*** Block opens ***
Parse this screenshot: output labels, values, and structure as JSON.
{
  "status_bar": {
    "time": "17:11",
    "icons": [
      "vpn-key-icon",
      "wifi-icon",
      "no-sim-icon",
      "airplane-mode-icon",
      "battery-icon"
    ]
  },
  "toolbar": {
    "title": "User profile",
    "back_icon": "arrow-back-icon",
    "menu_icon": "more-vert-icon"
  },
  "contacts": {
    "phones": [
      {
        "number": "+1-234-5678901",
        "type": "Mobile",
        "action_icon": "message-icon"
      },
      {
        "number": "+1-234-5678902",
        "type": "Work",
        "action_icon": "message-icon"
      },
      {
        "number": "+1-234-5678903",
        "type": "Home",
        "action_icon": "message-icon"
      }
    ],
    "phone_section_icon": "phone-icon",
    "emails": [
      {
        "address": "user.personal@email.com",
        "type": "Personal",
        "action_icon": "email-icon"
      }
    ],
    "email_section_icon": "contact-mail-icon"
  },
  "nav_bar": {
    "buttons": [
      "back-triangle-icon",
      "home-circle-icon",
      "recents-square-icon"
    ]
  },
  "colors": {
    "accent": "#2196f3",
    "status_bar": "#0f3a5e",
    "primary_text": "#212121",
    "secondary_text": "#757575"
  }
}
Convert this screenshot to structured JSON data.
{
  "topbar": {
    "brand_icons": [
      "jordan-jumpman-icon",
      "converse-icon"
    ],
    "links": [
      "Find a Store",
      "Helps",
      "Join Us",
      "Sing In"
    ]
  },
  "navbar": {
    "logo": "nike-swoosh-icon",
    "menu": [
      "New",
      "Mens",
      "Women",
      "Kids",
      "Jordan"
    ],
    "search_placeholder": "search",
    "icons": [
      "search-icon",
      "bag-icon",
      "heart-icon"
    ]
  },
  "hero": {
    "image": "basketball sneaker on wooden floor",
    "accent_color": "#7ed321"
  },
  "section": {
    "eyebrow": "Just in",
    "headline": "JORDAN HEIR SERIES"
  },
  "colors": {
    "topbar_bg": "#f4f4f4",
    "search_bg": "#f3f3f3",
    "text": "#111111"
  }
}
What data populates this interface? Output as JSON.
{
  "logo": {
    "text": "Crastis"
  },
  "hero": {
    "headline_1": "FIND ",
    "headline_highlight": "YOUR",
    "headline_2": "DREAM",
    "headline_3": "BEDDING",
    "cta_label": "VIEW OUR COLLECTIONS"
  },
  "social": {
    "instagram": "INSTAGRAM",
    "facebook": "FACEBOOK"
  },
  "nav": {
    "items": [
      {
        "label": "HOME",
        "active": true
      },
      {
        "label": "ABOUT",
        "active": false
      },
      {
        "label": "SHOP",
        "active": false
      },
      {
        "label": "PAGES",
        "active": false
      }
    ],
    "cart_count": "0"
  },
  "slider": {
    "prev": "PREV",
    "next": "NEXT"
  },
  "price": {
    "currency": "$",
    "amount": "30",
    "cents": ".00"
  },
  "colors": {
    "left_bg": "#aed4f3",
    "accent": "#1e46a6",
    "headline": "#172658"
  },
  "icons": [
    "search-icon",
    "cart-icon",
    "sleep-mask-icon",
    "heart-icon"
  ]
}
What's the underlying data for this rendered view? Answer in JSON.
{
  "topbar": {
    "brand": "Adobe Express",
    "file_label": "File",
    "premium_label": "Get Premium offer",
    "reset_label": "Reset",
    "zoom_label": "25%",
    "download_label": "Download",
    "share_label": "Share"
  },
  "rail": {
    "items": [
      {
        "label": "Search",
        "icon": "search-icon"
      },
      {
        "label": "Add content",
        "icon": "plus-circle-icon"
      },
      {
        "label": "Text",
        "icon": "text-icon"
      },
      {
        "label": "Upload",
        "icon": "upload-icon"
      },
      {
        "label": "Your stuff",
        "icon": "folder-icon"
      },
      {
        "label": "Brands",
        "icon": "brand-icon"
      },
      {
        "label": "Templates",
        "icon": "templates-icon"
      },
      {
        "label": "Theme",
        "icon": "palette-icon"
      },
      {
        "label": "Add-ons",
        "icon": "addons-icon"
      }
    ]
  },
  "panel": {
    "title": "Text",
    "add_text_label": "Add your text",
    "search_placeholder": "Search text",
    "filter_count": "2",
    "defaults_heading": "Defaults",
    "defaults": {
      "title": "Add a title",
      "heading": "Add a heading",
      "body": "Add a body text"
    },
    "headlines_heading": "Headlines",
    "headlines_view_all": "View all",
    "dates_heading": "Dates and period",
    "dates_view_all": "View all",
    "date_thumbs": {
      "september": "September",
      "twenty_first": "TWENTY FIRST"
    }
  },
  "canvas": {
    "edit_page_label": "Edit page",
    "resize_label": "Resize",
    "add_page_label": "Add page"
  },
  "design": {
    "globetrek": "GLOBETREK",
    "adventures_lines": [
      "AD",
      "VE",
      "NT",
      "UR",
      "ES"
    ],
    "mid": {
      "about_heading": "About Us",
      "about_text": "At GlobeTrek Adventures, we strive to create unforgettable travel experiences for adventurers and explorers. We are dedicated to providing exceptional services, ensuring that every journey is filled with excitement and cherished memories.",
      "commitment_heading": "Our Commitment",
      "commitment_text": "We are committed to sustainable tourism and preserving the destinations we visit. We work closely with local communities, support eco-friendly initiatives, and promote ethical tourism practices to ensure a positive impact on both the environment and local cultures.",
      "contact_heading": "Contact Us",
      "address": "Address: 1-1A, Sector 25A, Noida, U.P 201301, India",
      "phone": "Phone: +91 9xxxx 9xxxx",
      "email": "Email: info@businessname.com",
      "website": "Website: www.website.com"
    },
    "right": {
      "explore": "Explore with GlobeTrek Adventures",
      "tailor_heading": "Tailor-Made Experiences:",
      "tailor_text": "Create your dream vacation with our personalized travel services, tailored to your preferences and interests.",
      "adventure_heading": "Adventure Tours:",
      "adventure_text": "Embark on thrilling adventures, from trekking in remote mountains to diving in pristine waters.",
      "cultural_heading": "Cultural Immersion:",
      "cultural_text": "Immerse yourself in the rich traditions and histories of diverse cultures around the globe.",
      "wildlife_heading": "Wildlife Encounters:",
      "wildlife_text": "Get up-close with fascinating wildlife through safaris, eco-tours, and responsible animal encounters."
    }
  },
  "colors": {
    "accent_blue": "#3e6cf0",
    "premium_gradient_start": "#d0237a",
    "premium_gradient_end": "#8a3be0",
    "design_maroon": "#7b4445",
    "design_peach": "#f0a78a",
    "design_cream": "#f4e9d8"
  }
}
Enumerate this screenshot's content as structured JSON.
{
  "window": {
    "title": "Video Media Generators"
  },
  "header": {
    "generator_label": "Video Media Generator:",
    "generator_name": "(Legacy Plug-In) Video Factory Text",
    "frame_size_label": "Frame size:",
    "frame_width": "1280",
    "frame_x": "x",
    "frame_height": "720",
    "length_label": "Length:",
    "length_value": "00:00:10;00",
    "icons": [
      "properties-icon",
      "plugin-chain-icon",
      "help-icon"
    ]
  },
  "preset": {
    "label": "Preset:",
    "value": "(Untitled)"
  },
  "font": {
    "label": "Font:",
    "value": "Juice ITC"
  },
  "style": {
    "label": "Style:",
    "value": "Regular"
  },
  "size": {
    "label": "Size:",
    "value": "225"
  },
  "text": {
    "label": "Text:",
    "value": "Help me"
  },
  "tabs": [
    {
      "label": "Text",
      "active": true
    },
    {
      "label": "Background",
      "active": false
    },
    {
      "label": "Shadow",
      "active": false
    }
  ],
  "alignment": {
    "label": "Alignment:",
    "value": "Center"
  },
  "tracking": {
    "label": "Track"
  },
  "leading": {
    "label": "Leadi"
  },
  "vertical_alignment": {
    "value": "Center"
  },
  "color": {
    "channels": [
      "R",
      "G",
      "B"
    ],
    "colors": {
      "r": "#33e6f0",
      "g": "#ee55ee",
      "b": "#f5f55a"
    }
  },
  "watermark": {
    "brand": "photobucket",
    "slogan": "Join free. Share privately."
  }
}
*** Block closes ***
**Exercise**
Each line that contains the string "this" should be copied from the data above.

**The answer**
Parse this screenshot: output labels, values, and structure as JSON.
Convert this screenshot to structured JSON data.
What data populates this interface? Output as JSON.
What's the underlying data for this rendered view? Answer in JSON.
Enumerate this screenshot's content as structured JSON.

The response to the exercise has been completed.